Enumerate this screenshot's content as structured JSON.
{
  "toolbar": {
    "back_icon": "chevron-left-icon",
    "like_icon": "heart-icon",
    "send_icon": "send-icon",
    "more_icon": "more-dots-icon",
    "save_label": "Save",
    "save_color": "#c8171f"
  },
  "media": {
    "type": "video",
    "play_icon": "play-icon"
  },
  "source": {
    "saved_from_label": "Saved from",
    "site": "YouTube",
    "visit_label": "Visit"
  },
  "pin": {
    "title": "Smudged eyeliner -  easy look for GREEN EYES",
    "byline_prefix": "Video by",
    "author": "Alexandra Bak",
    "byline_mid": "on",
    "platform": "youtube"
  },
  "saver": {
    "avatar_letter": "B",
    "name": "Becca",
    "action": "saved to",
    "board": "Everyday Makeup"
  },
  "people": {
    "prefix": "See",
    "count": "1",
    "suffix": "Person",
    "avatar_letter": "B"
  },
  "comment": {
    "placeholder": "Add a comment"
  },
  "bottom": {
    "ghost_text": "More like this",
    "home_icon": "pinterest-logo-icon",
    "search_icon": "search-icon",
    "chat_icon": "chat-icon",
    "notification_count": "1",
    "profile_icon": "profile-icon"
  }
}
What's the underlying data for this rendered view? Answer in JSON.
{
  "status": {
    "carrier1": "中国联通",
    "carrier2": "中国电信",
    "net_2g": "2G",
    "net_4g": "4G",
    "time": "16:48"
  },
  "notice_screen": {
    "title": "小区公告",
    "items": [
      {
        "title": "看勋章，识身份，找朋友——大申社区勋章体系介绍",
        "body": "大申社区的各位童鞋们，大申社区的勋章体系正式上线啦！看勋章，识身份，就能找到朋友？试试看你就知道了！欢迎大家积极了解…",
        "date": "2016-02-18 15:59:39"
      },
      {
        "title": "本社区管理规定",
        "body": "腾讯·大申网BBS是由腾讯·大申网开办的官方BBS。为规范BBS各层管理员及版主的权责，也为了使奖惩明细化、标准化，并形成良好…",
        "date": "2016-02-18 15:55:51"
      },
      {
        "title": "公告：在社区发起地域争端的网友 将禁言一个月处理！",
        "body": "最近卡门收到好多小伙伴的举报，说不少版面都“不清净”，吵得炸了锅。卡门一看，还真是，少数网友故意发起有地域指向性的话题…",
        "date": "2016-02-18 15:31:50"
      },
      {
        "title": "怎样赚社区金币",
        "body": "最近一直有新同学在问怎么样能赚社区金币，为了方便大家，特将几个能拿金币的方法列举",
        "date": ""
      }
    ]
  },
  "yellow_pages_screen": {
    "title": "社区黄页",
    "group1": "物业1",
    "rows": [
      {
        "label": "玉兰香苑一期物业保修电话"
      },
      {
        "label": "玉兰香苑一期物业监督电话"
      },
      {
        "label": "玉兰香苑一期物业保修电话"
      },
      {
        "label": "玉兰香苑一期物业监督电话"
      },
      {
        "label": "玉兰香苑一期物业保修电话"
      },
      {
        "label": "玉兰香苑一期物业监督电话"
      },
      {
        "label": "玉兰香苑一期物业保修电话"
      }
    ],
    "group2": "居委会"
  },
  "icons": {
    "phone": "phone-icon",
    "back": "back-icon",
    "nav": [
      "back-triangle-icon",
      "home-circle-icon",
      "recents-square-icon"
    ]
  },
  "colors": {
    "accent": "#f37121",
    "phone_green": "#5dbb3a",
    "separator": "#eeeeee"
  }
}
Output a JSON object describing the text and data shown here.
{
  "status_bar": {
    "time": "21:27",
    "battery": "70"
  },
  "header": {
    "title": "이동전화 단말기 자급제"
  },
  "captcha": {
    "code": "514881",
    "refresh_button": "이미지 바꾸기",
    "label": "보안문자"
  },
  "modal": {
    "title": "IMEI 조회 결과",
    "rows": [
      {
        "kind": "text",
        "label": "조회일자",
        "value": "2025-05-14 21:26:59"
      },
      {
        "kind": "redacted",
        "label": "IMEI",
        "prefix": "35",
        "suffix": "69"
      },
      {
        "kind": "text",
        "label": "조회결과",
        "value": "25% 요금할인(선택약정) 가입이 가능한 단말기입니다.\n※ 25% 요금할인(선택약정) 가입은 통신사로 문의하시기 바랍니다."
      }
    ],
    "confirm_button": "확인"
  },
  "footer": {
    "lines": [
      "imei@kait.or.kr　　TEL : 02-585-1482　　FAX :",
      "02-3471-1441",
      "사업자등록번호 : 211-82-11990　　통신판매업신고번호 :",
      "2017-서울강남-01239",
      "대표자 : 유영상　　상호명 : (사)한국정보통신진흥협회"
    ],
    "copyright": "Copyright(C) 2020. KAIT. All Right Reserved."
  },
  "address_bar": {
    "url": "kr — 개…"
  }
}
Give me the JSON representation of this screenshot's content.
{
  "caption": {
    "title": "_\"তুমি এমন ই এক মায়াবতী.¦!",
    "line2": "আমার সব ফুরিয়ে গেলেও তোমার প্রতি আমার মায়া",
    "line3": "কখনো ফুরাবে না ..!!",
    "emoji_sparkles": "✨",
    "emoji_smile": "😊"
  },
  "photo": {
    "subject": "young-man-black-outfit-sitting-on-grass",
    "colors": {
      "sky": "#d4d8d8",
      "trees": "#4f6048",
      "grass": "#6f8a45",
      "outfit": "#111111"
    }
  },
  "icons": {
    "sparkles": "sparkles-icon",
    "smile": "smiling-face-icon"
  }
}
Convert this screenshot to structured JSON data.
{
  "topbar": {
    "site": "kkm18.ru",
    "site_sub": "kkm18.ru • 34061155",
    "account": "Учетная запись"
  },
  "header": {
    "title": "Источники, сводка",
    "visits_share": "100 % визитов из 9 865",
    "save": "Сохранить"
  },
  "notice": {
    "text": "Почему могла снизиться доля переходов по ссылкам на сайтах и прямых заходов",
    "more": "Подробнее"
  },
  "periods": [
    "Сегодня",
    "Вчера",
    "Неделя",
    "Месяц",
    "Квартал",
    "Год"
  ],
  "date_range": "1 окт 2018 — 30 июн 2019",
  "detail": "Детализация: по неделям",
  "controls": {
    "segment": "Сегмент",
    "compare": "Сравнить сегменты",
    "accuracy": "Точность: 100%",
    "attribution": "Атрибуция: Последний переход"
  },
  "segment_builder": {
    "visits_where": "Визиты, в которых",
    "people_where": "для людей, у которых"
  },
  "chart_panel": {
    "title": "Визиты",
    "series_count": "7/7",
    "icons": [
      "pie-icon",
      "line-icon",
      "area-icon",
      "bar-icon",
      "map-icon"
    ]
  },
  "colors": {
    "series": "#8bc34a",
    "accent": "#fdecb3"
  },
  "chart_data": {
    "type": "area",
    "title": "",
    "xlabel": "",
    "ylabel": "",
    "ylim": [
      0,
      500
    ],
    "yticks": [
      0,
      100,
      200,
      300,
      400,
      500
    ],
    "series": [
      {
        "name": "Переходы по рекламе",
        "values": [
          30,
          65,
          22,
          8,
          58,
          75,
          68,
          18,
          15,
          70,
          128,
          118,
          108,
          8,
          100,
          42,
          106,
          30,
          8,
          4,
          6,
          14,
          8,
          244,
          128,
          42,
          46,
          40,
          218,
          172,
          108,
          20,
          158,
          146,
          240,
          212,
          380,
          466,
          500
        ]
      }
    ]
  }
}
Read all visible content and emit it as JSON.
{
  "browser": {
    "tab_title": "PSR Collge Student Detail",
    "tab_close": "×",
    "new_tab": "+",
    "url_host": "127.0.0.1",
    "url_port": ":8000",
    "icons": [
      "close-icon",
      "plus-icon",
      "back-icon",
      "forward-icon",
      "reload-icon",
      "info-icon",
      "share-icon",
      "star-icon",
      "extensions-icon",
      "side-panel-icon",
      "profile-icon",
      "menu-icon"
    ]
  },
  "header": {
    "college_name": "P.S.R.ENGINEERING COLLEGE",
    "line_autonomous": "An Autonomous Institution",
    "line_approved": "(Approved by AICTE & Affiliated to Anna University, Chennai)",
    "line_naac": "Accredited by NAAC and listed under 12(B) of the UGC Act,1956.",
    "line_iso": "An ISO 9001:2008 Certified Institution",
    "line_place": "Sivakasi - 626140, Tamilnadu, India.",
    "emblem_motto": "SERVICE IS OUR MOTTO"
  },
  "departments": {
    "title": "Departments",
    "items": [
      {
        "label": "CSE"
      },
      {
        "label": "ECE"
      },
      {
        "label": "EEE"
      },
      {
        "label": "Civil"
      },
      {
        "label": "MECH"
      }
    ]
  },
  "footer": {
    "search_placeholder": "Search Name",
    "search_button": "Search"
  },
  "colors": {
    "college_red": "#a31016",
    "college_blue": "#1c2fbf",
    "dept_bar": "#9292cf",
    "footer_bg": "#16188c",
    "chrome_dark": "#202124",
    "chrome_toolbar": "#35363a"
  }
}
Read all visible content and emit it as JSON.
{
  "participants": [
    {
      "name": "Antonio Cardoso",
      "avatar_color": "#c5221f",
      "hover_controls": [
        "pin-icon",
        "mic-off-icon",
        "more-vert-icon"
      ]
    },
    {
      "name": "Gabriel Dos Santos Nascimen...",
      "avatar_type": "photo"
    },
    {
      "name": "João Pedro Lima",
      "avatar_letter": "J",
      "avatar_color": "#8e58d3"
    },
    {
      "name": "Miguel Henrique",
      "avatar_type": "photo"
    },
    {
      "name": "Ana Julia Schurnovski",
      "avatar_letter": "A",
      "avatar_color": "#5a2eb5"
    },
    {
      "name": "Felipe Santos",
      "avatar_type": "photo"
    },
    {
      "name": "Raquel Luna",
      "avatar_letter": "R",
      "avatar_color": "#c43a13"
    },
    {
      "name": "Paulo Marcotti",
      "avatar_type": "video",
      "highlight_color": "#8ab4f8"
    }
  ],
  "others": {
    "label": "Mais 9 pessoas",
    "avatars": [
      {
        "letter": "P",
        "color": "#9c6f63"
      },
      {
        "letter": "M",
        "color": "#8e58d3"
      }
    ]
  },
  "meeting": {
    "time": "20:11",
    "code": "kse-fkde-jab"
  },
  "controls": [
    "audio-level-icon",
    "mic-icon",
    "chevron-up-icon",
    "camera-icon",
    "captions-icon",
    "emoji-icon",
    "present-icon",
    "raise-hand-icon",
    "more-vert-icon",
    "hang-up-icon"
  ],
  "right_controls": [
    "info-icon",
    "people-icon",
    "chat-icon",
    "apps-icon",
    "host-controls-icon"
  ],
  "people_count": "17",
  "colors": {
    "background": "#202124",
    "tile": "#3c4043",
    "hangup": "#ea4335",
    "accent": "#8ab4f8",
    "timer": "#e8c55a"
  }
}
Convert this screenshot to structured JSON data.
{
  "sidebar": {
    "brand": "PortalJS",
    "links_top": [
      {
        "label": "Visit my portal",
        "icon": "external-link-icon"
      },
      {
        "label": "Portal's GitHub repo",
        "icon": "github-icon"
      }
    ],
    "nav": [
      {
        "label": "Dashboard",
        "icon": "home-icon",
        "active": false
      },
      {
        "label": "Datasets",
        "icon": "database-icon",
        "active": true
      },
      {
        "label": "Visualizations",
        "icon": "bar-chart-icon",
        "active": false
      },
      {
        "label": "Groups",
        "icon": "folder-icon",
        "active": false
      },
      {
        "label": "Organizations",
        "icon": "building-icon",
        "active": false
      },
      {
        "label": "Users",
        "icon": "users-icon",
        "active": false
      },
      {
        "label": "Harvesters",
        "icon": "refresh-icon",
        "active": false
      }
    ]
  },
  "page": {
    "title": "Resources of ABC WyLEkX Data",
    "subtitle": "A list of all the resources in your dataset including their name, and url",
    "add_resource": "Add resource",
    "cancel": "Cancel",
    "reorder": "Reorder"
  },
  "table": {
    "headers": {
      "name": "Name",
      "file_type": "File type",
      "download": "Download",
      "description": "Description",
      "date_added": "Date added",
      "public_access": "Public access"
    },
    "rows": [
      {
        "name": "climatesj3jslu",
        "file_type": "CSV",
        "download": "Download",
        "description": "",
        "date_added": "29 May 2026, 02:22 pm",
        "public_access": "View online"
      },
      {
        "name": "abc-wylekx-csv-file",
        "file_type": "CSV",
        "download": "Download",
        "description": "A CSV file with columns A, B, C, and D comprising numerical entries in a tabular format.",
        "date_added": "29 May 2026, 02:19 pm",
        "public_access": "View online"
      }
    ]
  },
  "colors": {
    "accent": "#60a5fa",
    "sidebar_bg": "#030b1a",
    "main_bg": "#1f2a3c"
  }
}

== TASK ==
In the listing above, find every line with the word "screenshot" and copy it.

== OUTPUT OF THE EXERCISE ==
Enumerate this screenshot's content as structured JSON.
Give me the JSON representation of this screenshot's content.
Convert this screenshot to structured JSON data.
Convert this screenshot to structured JSON data.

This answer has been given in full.